- Exercise
The required lines are those that contain "community"; pull them out of the data and copy them.

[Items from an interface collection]
- Opening Delimiter -
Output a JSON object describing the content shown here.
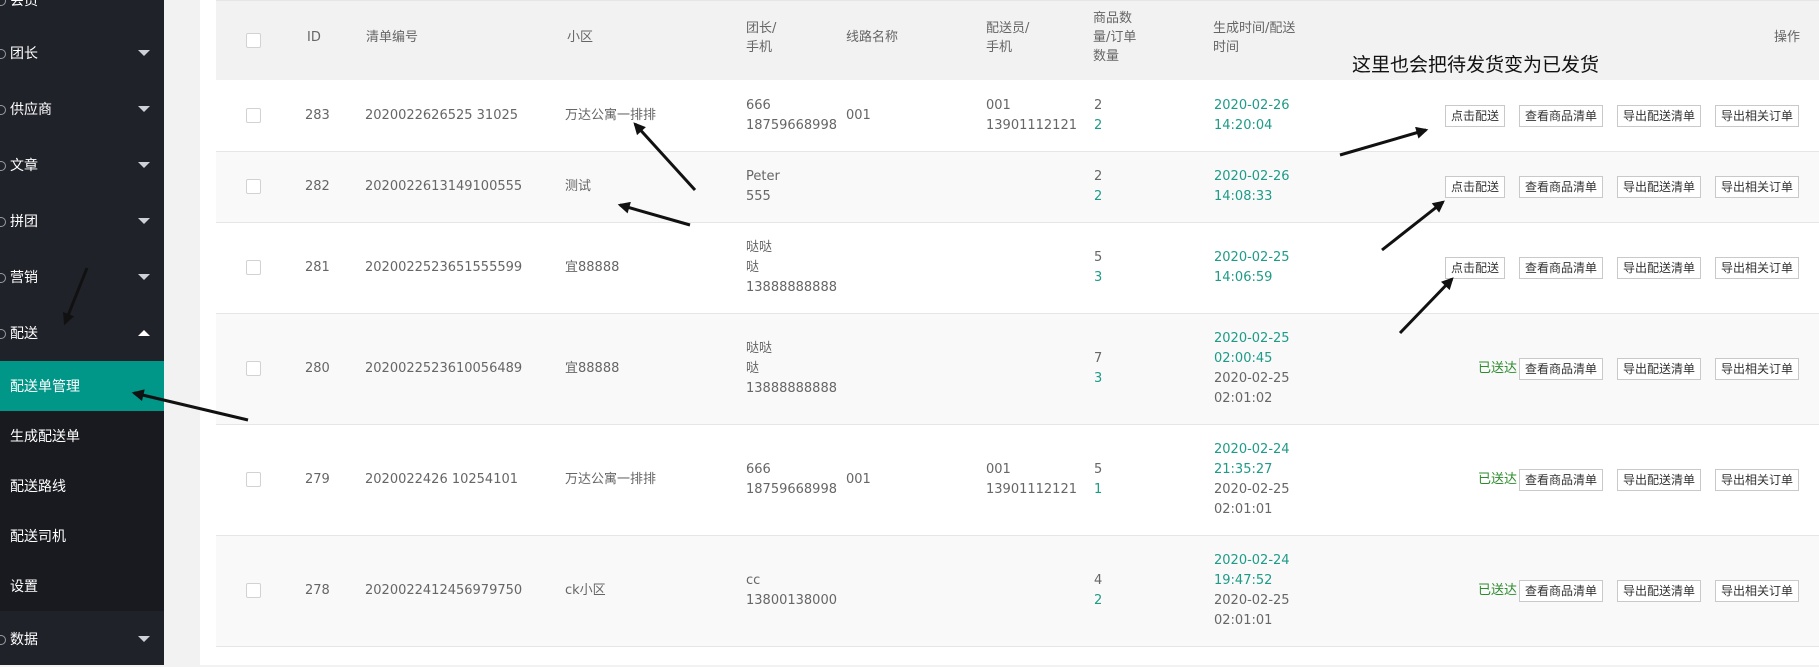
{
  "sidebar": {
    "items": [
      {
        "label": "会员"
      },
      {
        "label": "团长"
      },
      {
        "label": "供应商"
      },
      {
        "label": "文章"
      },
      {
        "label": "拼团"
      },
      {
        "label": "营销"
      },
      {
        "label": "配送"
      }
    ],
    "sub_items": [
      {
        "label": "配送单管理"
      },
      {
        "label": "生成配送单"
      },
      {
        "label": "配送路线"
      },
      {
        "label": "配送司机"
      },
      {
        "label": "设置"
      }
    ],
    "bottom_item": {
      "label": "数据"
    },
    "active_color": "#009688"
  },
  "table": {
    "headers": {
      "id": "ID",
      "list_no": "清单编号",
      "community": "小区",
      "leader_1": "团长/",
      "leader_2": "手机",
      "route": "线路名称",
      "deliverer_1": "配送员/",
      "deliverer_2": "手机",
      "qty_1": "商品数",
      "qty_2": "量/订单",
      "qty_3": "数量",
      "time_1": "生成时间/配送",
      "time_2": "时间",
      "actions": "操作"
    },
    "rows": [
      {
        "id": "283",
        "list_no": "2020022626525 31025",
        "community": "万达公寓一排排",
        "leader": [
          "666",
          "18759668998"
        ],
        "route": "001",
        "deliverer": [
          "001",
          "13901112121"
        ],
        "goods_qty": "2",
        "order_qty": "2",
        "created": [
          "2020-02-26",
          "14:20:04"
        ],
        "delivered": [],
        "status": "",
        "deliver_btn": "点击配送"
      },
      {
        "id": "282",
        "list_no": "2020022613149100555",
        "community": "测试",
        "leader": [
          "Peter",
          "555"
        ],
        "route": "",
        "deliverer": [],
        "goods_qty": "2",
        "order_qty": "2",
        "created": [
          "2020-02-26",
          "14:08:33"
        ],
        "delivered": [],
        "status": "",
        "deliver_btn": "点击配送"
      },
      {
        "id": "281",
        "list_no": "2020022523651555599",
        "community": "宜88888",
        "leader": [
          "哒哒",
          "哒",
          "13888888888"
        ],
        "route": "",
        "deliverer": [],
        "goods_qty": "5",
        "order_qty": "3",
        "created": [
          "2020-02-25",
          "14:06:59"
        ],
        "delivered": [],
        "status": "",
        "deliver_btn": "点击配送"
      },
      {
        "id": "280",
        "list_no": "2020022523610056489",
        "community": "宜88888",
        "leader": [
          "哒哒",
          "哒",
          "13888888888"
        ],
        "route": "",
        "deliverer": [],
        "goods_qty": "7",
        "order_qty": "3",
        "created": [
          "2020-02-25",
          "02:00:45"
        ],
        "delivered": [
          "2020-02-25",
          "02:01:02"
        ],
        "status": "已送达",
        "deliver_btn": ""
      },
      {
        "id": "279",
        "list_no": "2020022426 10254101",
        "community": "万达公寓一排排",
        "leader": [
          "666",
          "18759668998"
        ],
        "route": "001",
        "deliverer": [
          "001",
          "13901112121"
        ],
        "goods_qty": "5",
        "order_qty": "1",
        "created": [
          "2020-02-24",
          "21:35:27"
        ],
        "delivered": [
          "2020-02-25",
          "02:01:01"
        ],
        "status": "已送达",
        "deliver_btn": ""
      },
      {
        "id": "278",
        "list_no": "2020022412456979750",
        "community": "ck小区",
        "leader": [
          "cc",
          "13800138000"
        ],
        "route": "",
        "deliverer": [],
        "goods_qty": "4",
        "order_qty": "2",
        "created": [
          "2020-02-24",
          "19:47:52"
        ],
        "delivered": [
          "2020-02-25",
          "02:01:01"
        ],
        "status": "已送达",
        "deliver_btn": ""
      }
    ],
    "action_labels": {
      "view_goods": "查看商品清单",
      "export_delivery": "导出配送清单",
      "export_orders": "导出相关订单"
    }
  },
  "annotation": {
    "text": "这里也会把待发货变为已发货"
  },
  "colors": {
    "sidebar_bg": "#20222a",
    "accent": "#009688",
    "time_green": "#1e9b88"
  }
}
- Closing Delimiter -
- Result of the task
      "community": "小区",
        "community": "万达公寓一排排",
        "community": "测试",
        "community": "宜88888",
        "community": "宜88888",
        "community": "万达公寓一排排",
        "community": "ck小区",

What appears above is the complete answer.